--- START ---
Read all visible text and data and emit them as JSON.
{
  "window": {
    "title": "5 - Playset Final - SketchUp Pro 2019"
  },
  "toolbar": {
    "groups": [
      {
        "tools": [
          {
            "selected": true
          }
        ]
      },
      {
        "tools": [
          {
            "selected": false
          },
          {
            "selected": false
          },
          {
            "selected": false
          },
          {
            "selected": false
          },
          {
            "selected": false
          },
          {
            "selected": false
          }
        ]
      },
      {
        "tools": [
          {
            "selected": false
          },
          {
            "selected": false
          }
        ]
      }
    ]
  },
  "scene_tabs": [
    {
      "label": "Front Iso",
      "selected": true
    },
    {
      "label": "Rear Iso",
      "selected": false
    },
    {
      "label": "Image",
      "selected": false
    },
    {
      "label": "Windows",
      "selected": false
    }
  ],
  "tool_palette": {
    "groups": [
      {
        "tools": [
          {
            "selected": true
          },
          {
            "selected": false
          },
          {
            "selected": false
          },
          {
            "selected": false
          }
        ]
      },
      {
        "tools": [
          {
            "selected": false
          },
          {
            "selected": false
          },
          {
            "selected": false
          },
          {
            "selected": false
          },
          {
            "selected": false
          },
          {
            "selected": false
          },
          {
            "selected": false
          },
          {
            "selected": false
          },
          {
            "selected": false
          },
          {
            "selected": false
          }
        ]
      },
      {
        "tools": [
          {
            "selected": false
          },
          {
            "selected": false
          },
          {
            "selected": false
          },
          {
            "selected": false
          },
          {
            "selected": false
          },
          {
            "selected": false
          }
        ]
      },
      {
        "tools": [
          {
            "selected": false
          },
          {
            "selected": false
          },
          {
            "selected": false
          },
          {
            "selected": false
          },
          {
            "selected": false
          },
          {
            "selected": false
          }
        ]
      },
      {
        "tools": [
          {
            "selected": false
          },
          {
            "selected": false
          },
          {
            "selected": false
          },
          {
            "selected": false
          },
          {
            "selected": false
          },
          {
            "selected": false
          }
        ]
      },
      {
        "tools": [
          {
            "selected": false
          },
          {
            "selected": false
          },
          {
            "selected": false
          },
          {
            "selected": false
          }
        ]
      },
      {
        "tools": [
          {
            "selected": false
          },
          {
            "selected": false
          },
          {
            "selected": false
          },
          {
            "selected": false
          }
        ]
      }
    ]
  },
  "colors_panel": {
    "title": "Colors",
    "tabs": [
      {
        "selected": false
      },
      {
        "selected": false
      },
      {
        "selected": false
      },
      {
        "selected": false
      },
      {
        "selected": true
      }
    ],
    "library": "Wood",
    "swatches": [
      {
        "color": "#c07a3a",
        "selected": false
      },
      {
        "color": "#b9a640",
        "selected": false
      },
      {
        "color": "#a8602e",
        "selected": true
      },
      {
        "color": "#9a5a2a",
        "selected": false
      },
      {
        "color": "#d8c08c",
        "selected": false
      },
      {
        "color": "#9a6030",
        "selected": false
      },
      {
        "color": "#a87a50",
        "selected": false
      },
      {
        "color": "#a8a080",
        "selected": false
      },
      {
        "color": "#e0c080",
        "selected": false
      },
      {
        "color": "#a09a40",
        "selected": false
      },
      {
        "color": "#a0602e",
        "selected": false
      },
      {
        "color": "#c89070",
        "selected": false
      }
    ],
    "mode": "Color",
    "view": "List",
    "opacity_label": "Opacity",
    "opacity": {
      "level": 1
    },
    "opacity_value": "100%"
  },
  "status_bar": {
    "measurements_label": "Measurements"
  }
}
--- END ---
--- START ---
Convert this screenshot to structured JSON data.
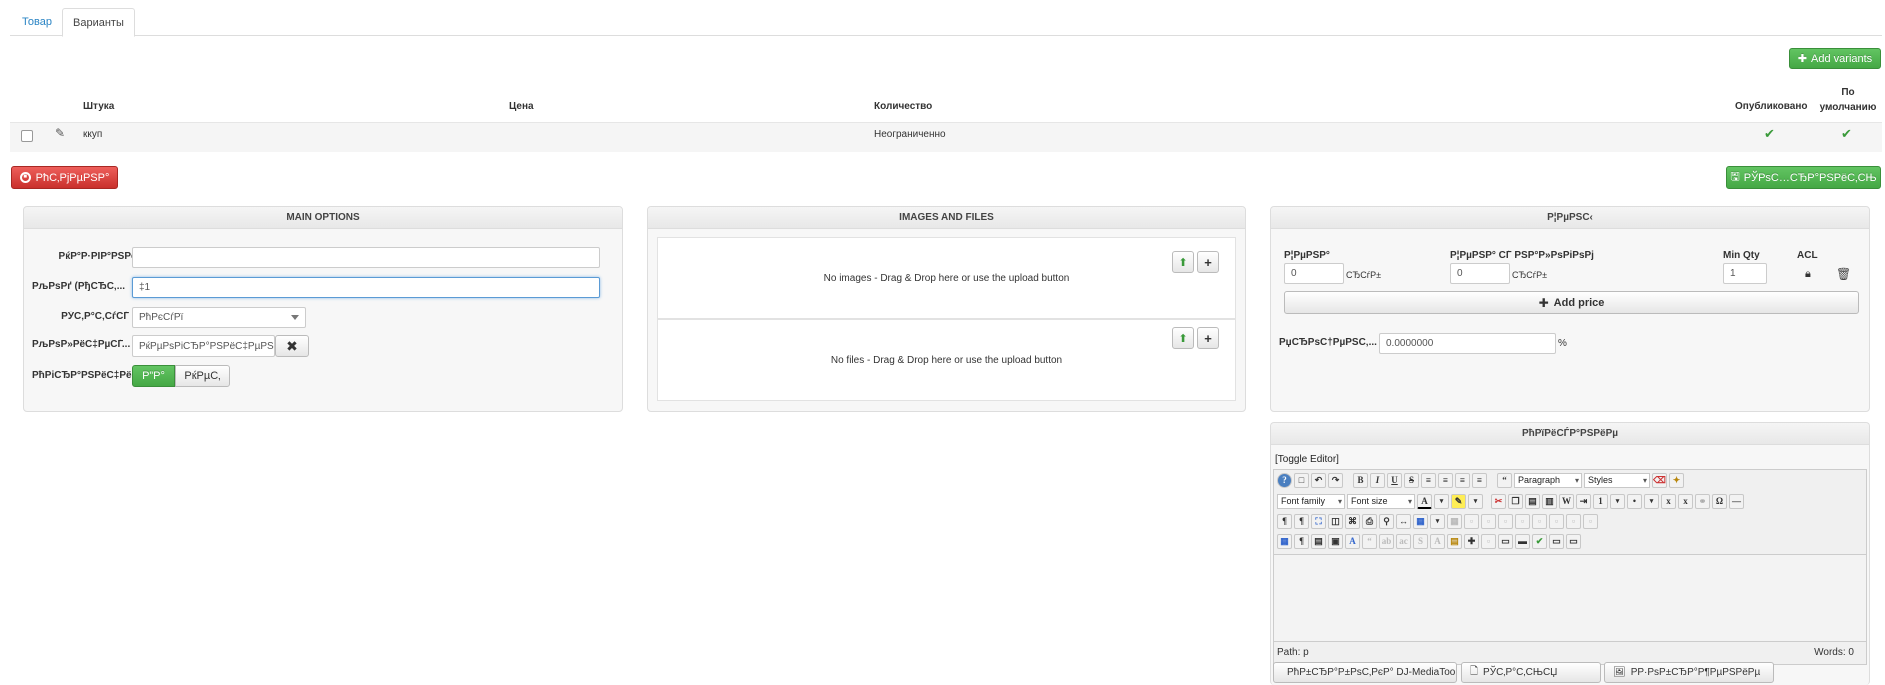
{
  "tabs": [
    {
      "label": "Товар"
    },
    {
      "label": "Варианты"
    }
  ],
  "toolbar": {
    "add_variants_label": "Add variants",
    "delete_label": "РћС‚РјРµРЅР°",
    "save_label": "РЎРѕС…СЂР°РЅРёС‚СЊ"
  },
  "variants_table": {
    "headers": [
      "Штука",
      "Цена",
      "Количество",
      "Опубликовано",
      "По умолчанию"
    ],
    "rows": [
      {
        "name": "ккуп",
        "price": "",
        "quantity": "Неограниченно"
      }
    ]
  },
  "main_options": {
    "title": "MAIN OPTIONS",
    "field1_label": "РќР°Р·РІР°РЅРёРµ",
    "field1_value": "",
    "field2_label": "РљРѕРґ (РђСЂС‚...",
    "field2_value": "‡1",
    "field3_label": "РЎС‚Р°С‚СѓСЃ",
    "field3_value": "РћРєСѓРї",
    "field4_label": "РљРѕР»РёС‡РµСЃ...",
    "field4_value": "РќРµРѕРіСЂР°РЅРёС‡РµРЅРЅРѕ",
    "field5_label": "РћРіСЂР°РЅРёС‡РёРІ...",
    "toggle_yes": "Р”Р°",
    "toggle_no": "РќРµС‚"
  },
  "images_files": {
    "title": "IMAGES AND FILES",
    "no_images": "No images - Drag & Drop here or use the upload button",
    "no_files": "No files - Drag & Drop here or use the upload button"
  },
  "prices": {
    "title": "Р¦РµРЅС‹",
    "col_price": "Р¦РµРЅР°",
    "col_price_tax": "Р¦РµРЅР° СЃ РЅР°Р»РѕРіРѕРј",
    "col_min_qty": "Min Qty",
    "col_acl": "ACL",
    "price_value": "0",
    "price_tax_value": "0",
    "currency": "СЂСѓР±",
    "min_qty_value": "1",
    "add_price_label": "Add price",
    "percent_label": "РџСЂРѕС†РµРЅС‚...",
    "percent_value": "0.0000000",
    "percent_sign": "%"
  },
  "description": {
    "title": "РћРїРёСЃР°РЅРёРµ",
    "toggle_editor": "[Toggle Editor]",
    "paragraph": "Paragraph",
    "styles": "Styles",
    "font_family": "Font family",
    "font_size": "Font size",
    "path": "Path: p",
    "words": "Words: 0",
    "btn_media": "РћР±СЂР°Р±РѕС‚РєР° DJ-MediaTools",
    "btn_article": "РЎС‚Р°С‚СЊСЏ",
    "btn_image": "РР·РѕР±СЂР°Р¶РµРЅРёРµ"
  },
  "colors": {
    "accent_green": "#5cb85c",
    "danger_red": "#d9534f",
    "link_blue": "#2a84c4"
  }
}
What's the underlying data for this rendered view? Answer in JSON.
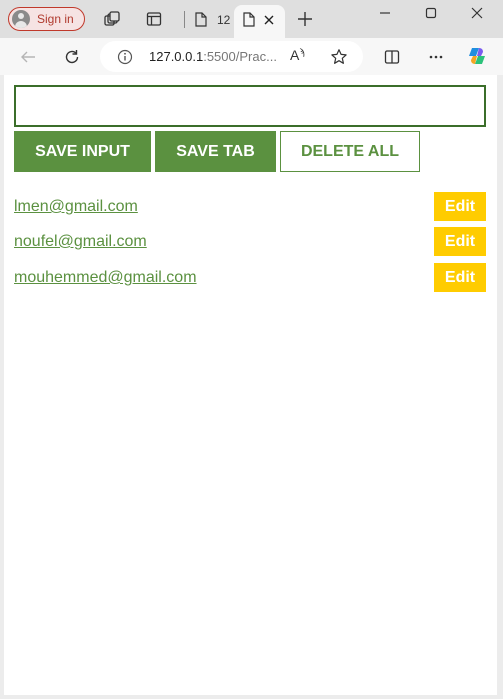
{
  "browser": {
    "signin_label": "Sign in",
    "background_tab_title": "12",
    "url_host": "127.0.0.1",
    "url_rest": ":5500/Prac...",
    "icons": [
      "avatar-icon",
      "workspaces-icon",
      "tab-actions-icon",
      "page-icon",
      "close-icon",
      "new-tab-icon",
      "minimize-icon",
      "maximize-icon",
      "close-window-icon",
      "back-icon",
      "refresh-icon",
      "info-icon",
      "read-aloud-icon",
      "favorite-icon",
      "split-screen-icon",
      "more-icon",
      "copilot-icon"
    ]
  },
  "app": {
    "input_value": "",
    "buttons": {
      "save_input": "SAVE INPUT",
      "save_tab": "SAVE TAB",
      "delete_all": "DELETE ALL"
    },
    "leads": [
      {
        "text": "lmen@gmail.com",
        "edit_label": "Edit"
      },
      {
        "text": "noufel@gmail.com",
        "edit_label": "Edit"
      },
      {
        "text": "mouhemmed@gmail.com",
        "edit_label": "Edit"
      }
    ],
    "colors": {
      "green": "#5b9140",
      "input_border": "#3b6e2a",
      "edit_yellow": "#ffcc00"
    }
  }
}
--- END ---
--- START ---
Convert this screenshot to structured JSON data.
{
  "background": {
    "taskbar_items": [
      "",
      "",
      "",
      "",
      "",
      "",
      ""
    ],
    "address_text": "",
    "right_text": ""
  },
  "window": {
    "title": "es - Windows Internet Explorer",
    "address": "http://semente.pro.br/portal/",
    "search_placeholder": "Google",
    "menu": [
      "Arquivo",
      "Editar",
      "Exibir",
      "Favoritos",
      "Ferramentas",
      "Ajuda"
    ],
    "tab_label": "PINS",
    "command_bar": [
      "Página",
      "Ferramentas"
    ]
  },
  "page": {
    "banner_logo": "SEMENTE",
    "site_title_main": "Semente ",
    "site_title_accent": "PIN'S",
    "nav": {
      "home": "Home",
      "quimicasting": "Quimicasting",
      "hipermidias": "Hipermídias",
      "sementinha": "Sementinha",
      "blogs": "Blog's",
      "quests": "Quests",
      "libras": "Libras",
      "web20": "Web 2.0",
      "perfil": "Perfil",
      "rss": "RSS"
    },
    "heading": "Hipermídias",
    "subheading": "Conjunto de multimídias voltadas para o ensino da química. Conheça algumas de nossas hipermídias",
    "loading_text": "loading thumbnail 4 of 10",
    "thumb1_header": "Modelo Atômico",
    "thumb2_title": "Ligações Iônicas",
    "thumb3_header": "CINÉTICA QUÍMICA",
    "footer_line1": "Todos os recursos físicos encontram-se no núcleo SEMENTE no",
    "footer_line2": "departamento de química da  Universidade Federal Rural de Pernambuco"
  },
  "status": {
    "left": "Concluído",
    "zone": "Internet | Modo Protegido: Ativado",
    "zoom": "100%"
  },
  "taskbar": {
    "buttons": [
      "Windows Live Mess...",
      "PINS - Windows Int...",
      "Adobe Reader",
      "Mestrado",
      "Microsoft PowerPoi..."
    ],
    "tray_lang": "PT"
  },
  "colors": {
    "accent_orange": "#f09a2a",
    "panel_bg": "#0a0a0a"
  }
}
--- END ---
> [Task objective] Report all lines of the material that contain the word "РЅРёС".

> [Solution for this exercise]
    "save_label": "РЎРѕС…СЂР°РЅРёС‚СЊ"
    "field4_value": "РќРµРѕРіСЂР°РЅРёС‡РµРЅРЅРѕ",
    "field5_label": "РћРіСЂР°РЅРёС‡РёРІ...",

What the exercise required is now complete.